Fall for Dance is mind-expanding: You always come away with a new dance/art experience. Each piece jolts you out of what you saw a moment before. In Program 2, after being immersed in Nrityagram’s off kilter, settling-into-one-hip sensuality and splendid reds and oranges of classical Indian saris, suddenly you saw a bunch of rough-and-tumble kids in street clothes. They ran and stumbled and alighted with electrifying stillness; they moved as though invisible threads connected them. This was Vancouver’s 605 Collective, making its NYC debut with Selected Play—and it was the discovery of the evening for me.

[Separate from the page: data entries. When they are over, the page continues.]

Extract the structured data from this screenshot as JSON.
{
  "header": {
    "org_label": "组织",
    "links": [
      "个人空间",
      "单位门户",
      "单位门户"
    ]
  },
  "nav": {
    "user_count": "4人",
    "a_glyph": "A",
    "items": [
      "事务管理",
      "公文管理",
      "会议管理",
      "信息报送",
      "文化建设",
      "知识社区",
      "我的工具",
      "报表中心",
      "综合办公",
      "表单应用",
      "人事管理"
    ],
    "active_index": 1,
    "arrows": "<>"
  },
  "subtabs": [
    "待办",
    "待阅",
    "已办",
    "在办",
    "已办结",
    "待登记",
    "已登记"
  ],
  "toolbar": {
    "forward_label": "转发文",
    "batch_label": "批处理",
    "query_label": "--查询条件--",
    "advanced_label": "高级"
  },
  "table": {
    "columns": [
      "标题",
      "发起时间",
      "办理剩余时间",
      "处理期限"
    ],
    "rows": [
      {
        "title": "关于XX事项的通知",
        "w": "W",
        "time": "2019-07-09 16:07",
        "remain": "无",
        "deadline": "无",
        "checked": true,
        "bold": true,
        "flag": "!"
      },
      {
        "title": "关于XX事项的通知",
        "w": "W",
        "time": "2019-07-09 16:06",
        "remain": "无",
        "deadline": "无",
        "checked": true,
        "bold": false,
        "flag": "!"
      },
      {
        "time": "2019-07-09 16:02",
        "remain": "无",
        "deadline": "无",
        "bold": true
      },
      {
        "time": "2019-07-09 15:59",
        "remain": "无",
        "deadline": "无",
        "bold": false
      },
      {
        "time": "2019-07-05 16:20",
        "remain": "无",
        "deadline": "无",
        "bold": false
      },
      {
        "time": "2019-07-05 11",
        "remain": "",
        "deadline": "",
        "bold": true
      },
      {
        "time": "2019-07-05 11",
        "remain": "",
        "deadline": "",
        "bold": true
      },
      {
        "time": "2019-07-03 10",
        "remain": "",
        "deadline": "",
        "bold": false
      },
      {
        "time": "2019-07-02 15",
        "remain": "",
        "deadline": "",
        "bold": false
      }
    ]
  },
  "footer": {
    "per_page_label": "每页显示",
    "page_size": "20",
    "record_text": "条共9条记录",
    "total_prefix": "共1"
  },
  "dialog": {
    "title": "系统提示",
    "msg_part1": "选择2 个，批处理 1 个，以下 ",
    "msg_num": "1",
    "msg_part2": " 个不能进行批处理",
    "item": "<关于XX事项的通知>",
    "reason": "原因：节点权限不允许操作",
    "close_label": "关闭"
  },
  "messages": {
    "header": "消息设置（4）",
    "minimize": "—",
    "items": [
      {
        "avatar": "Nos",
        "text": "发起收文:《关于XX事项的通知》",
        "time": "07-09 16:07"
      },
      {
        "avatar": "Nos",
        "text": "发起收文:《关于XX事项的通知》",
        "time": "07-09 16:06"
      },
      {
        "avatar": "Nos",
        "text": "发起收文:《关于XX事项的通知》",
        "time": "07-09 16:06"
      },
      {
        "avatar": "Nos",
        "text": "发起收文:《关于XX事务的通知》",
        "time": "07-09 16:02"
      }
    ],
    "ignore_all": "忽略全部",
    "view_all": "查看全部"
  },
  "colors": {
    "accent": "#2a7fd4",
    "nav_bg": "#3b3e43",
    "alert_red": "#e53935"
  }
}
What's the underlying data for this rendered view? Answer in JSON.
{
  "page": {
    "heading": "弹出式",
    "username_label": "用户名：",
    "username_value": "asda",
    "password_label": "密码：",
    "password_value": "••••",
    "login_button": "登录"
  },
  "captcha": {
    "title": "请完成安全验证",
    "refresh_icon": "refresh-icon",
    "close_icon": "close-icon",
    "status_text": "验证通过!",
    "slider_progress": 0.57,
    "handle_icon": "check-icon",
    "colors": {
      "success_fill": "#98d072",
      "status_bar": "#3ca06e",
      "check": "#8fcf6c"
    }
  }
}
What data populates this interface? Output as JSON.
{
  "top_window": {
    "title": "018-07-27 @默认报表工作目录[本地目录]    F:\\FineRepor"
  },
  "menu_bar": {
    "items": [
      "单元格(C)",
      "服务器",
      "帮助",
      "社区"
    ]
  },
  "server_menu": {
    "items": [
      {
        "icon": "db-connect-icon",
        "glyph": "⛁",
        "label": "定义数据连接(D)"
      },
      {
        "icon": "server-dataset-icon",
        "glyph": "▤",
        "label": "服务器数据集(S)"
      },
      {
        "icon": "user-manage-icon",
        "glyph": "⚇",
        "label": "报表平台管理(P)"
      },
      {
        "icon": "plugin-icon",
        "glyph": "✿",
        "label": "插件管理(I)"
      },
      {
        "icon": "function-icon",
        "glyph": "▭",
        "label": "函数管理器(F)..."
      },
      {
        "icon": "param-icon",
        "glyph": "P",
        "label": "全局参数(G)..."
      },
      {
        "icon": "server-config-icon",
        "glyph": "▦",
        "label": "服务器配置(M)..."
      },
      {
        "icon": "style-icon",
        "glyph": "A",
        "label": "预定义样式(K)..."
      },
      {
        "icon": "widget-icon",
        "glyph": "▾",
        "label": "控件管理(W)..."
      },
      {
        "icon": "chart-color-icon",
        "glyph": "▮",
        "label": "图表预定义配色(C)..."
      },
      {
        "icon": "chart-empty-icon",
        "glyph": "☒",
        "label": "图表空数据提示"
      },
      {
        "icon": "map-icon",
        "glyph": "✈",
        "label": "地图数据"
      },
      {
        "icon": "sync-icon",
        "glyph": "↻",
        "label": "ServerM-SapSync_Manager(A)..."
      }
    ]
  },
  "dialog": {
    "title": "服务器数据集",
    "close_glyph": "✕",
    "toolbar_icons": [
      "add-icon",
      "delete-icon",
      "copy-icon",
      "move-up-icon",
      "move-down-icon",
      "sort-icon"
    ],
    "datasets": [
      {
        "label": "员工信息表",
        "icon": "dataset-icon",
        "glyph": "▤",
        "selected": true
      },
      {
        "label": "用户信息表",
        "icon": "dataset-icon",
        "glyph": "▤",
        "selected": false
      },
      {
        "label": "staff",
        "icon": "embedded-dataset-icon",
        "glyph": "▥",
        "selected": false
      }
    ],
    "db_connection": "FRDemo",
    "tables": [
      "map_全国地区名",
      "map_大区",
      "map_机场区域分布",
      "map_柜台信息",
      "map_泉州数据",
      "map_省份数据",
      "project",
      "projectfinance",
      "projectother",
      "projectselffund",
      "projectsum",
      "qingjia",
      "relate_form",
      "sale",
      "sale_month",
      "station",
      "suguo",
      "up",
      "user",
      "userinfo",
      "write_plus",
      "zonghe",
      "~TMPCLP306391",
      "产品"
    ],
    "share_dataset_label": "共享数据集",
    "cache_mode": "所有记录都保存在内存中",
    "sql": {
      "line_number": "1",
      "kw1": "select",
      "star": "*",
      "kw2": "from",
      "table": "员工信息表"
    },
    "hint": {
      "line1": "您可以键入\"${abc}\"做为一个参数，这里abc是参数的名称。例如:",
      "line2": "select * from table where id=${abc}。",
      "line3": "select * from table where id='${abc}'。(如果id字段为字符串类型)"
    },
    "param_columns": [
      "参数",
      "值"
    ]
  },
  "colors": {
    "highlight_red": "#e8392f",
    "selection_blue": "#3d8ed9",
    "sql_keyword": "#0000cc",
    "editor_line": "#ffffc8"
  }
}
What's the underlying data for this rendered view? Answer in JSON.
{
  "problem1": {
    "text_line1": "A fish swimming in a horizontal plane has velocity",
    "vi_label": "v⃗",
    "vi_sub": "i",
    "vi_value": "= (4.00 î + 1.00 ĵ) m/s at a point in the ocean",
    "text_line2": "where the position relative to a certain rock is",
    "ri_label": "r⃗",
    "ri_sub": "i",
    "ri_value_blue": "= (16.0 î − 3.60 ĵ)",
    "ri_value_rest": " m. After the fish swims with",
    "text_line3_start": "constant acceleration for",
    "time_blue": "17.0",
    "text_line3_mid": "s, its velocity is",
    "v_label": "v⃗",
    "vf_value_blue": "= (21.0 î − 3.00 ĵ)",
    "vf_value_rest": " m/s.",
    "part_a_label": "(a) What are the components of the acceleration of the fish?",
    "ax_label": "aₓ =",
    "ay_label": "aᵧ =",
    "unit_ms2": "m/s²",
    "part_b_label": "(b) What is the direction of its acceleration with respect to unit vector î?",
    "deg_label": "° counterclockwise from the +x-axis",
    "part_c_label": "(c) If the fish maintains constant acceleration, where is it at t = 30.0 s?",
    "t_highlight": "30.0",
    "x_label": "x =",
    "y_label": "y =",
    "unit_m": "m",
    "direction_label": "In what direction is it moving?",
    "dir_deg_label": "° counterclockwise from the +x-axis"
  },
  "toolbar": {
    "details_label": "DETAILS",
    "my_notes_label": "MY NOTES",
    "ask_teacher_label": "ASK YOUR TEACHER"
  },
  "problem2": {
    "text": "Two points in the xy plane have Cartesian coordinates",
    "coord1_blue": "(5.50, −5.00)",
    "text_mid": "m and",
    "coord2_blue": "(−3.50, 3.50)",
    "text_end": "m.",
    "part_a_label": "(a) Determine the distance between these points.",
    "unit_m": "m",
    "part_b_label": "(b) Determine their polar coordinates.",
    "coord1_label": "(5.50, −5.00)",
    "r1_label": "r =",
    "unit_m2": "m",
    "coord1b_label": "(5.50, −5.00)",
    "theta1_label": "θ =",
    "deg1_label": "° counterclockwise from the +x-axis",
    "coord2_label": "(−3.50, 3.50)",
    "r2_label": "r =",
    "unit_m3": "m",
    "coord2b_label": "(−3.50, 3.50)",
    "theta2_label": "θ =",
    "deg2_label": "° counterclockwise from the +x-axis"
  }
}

605 Collective.
Photo by David Cooper, Courtesy City Center

After a pause, two characters right out of Mats Ek’s witty imagination took the stage in his Light Beings (1991). Christopher Akrill and Broom were sweetly galumphy and funny, getting their hands on each other’s face and other body parts with rough-hewn tenderness. They are from HeadSpaceDance, a London company new to me. In this very short duet with music by Sibelius, Ek pulls a frank and refreshing physicality out of them.


Christopher Akrill and Charlotte Broom in
Light Beings.
Photo by Urban Joren, Courtesy City Center


Dance Theatre of Harlem concluded the program on a spiritual note (music by Poulenc) with Robert Garland’s Gloria. Wearing regal blues and greens, the newly resuscitated company was infiltrated, at the beginning and end, with six small girls from the DTH School. This intergenerational ballet is touching and elegant. (Kudos to Da’Von Doane, whose magnetic presence gets more honed each time I see the company).


Dance Theatre of Harlem in
Photo by Matthew Murphy, Courtesy City Center


Fall for Dance continues until October 5. And if you want to hear Sara Mearns, Liam Scarlett, Annabelle Lopez Ochoa, Ballet Hisanico director Eduardo Vilaro, and Royal Ballet director Kevin O’Hare talk about their Fall for Dance commissions, come to the panel I am moderating on Tuesday at 6:00.


Dance Theatre of Harlem’s Da’Von Doane in
Photo by Matthew Murphy, Courtesy City Center